*Editor's note: the following reflection was written by Isaac E. of Lewis and Clark College early in his Inside-Out course. The names in the piece have been changed to protect the anonymity of Isaac's classmates. Isaac's powerful writing is personal and is shared here to present the perspective of an individual, but not necessarily typical, Inside-Out student. Isaac's views do not represent those of the Inside-Out Prison Exchange Program or Inside-Out Oregon.*
Fifteen months alone. Warm handshake through a food hatch Thaws a frozen heart.
Near the end of class we were discussing punishment and contrasting the most obvious manifestation of it–corporeal and physically painful–with a seemingly less-severe form, that of solitary confinement. Some people in the course had voiced the opinion that perhaps some silent time alone would be preferable to the daily routine of normal prison life and might even be pleasant.

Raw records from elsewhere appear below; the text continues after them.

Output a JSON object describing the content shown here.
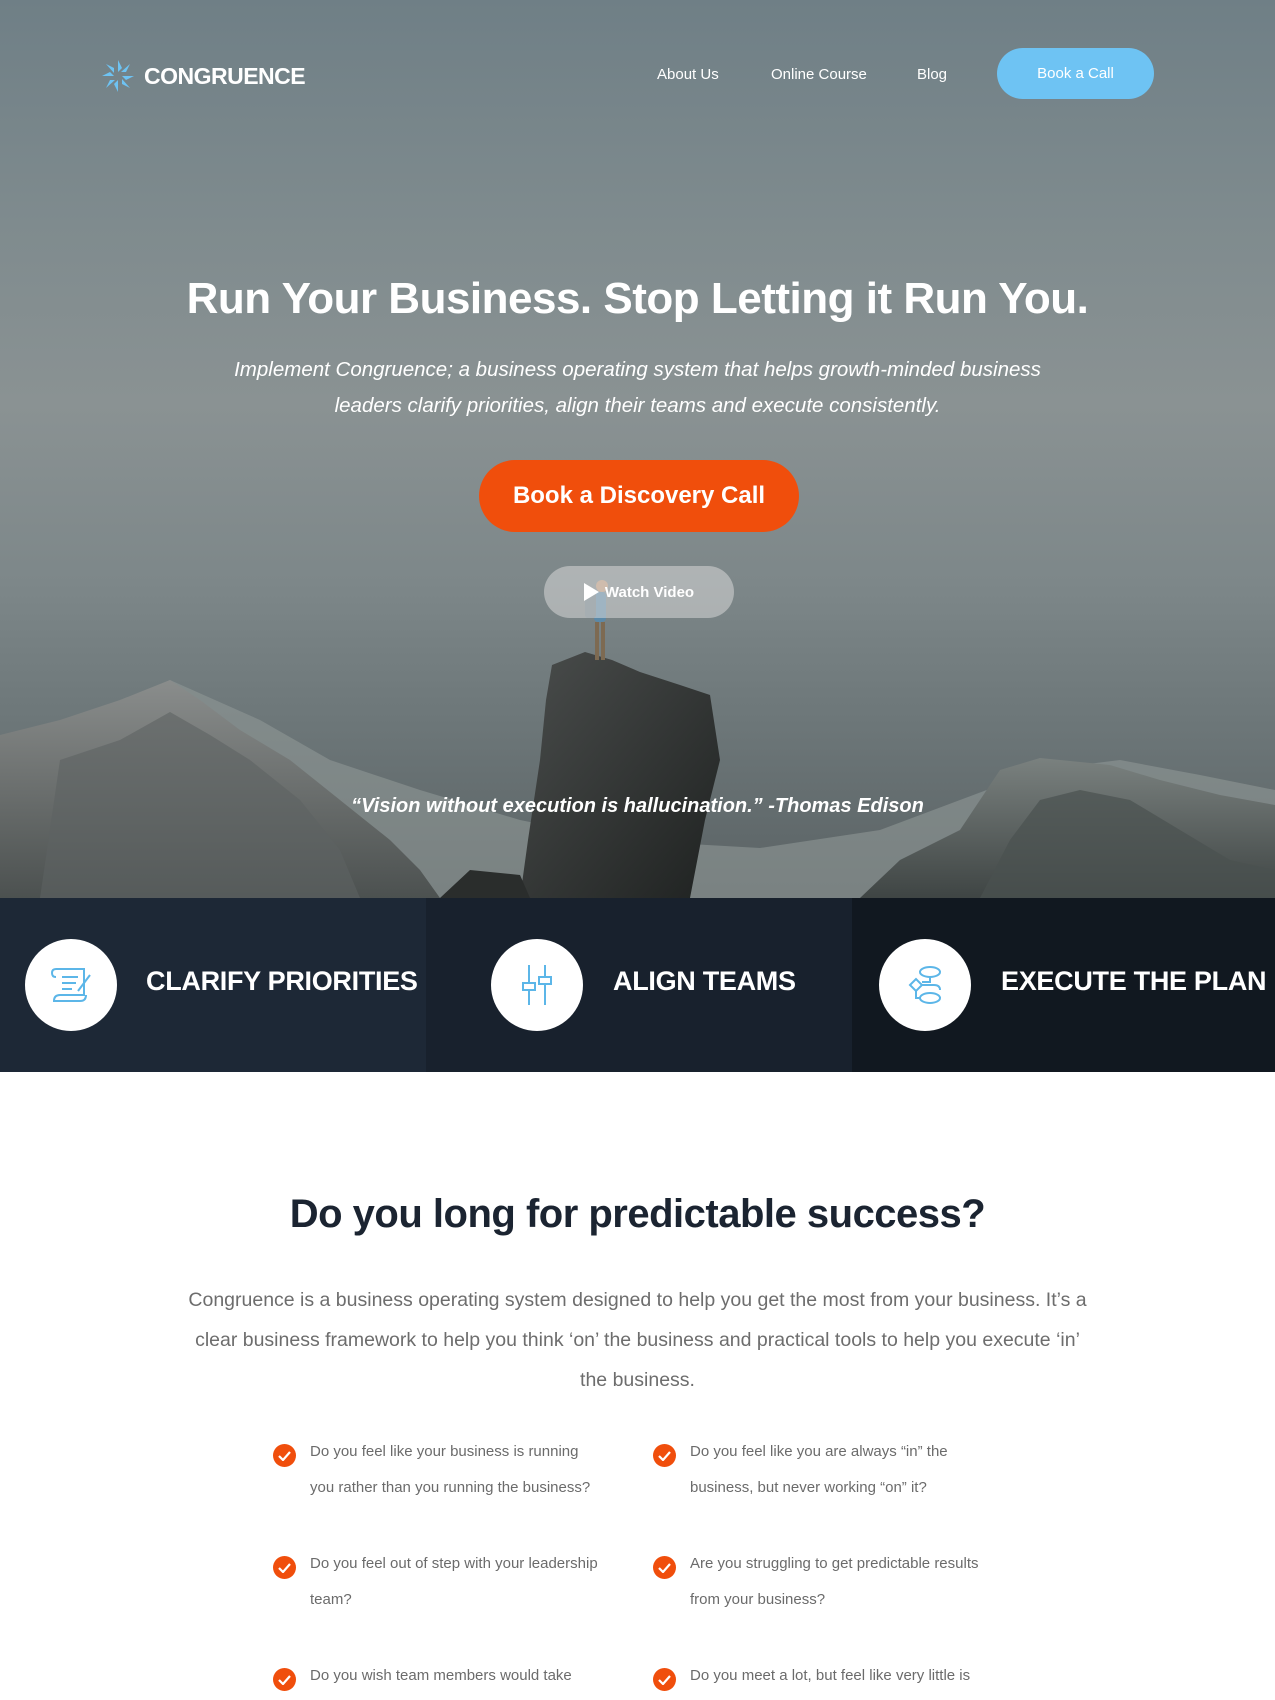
{
  "brand": {
    "name": "CONGRUENCE"
  },
  "nav": {
    "links": [
      "About Us",
      "Online Course",
      "Blog"
    ],
    "cta": "Book a Call"
  },
  "hero": {
    "title": "Run Your Business. Stop Letting it Run You.",
    "subtitle": "Implement Congruence; a business operating system that helps growth-minded business leaders clarify priorities, align their teams and execute consistently.",
    "cta": "Book a Discovery Call",
    "video": "Watch Video",
    "quote": "“Vision without execution is hallucination.” -Thomas Edison"
  },
  "pillars": [
    {
      "label": "CLARIFY PRIORITIES",
      "icon": "scroll-icon"
    },
    {
      "label": "ALIGN TEAMS",
      "icon": "sliders-icon"
    },
    {
      "label": "EXECUTE THE PLAN",
      "icon": "flowchart-icon"
    }
  ],
  "section": {
    "title": "Do you long for predictable success?",
    "text": "Congruence is a business operating system designed to help you get the most from your business. It’s a clear business framework to help you think ‘on’ the business and practical tools to help you execute ‘in’ the business.",
    "questions": [
      "Do you feel like your business is running you rather than you running the business?",
      "Do you feel like you are always “in” the business, but never working “on” it?",
      "Do you feel out of step with your leadership team?",
      "Are you struggling to get predictable results from your business?",
      "Do you wish team members would take",
      "Do you meet a lot, but feel like very little is"
    ]
  },
  "colors": {
    "accent_orange": "#f04e0c",
    "accent_blue": "#6ec3f3",
    "navy": "#1d2836"
  }
}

Almost immediately, the hands of a slew of inside students shot up. The first man who spoke did so quietly, a deep sadness noticeable behind his eyes. He was usually one of the most outspoken members of the group–very intelligent, funny, and energetic. I will call him Noah. Noah told us a about the time he was sent to solitary confinement. He didn’t tell us the reason he was sent. It was a sentence totaling fifteen months.
As most know, solitary confinement means spending weeks, even months, alone in a small and quiet cell. There was little light, talking wasn’t allowed, and human contact was strictly prohibited. The only time he ever left the cell, he told us matter-of-factly, was when the guards chained and leashed him and took him on a short walk. He noted that the guards were able to do this without ever having to touch him. Noah would put his hands through the small hatch on the door so that the guards could handcuff him. After drawing his hands back inside, the guards would unlock the door and lead him outside, where they would shackle his ankles and attach him to a leash. When he walked, he wasn’t allowed to touch or speak with anyone. Most dogs are treated better, he remarked.
One day, the guards accidentally left the food/handcuff hatch on his door open. When he looked through it, he saw that the guards had done the same to that of his neighbor. They quickly began to talk with one another. The other man was actually a good friend he had met years before in the same prison. After a while, the other man asked if he would like to shake hands before parting. They shook hands warmly. Noah told us that he was immediately flooded with emotion. It was then that he first “remembered” how long it had been since he had touched another human being. Not touch in the sexual sense, he reminded us, but just human touch. At that moment he realized how important human contact was and how much his fifteen months in the cell had taken from him. Deprivation of human contact, he said, was deprivation of life.
Other men in the group quietly agreed, saying it was worse than any kind of physical torture and that it was inhumane and terrible. The heaviness that his story evoked was clear on the faces of everyone in the class. It is hard to describe how the story affected me. All I can say is that something deep inside me knows that this sort of treatment is wrong in the most basic sense of the word. Whatever the crime that sent him into that dark place may have been, it feels irrelevant to me. Noah’s story settled into my chest and draped over my shoulders, and I still feel it weighing me down as I write this.
Concerning silence and the deprivation of human contact, Dickens wrote the following:
“I believe that very few men are capable of estimating the immense amount of torture and agony that this dreadful punishment, prolonged for years, inflicts upon the sufferers…. I hold this slow and daily tampering with the mysteries of the brain, to be immeasurably worse than any torture of the body.”
- Isaac E.
Current 'outside' student
Lewis and Clark College